Email Snooping by Spouse Results in Felony Criminal Charges
The criminalization of conduct involving computers and privacy has had federal and state law components. For example, in the federal realm, the Electronic Communications Privacy Act was initially passed to proscribe electronic eavesdropping and was significantly expanded in 1986 from traditional “wired” forms of electronic communication, to include all forms of digital electronic communication.
A few years earlier, the Computer Fraud and Abuse Act outlawed electronic espionage. The federal computer crime scheme also features several “technology-neutral” provisions allowing prosecution for a variety of criminal acts involving a computer.
By creating a statutory right to privacy in Internet communications, the federal law creates an expectation of privacy in our digital transmissions and provides a tool for selective prosecution.
But does that expectation of privacy extend to a marital home? To the family computer?

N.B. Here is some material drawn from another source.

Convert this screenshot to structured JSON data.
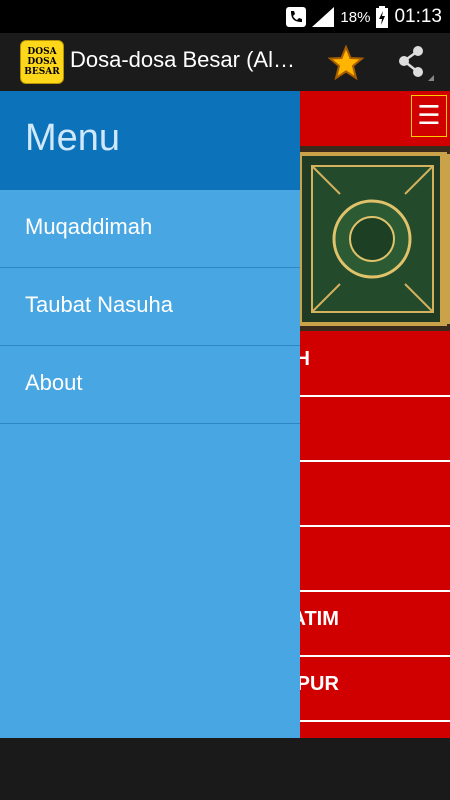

A Rochester Hills woman, Clara Walker, is the complaining witness in the Oakland County case against her third (former) husband, Leon Walker. The husband purchased a family computer and set-up a gmail account for his wife. Shortly thereafter, suspecting his wife was conducting an affair with her second husband, Mr. Walker accessed his spouse’s gmail account to get the proof.
Apparently, his suspicions were well-founded as the couple was divorced last year.
The price of this confirmation, however, was high. Walker has been charged with unauthorized access to a computer; a five-year felony charge due to Walker's circumstances. The case, charged early last year, has kicked around the 51st District Court and the Oakland County Circuit Court since March, surviving the defendant's motion to dismiss. Trial has been scheduled for Valentines Day.
The unauthorized computer access provisions of the Michigan Penal Code under which Walker has been charged are part of a 1979 statute designed to combat identity theft and computer hacking. The provisions in the act create a presumption that access to another person’s computer file or digitized data was unauthorized. Various access or password-related exceptions are available to rebut the statutory presumption.
Two prior convictions, or an amount involved in the crime between $1000 but less than $20,000, elevates this computer crime from a misdemeanor to a felony. Cooper has received criticism for charging an individual for alleged conduct which was resolved in family court. As she'll tell you; "happens all the time."
The case recently began receiving national attention when Walker, formerly an IT professional for Oakland County, cast Attorney Ray Cassarr aside in favor of "Feiger Law". Figures.
Mr. Walker’s trial, over which Oakland Circuit Judge Martha Anderson will preside, should present some interesting evidence. The private family circumstances leading to the Walker's divorce proceedings may be deemed relevant to the criminal case. Also, given the way the statute is worded, some interesting defenses can be presented to a jury. Among them, the defense counsel could focus the jury on whether a spouse’s separate email account on a family computer is private and whether there is an expectation of privacy in such an account when your husband has the password.
Any conviction will most likely be appealed. We here at the Law Blogger will keep an eye on this one for you. Expect updates.